* **Description of the task**
The reply should consist of every entry, repeated exactly.

* **The data**
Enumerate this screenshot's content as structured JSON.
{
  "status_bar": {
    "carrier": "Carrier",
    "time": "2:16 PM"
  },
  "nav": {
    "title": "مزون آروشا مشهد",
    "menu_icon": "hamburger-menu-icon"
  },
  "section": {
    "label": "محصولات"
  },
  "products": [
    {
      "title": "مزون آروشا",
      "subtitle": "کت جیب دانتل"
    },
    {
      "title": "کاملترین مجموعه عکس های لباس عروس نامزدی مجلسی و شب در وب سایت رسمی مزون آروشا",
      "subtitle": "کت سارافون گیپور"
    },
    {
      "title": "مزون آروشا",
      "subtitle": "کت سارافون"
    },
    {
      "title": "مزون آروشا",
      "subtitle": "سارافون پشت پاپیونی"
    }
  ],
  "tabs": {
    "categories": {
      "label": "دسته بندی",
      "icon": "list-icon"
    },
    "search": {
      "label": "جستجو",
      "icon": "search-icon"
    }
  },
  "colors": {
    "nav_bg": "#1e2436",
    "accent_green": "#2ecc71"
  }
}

* **Your solution**
Enumerate this screenshot's content as structured JSON.
{
  "status_bar": {
    "carrier": "Carrier",
    "time": "2:16 PM"
  },
  "nav": {
    "title": "مزون آروشا مشهد",
    "menu_icon": "hamburger-menu-icon"
  },
  "section": {
    "label": "محصولات"
  },
  "products": [
    {
      "title": "مزون آروشا",
      "subtitle": "کت جیب دانتل"
    },
    {
      "title": "کاملترین مجموعه عکس های لباس عروس نامزدی مجلسی و شب در وب سایت رسمی مزون آروشا",
      "subtitle": "کت سارافون گیپور"
    },
    {
      "title": "مزون آروشا",
      "subtitle": "کت سارافون"
    },
    {
      "title": "مزون آروشا",
      "subtitle": "سارافون پشت پاپیونی"
    }
  ],
  "tabs": {
    "categories": {
      "label": "دسته بندی",
      "icon": "list-icon"
    },
    "search": {
      "label": "جستجو",
      "icon": "search-icon"
    }
  },
  "colors": {
    "nav_bg": "#1e2436",
    "accent_green": "#2ecc71"
  }
}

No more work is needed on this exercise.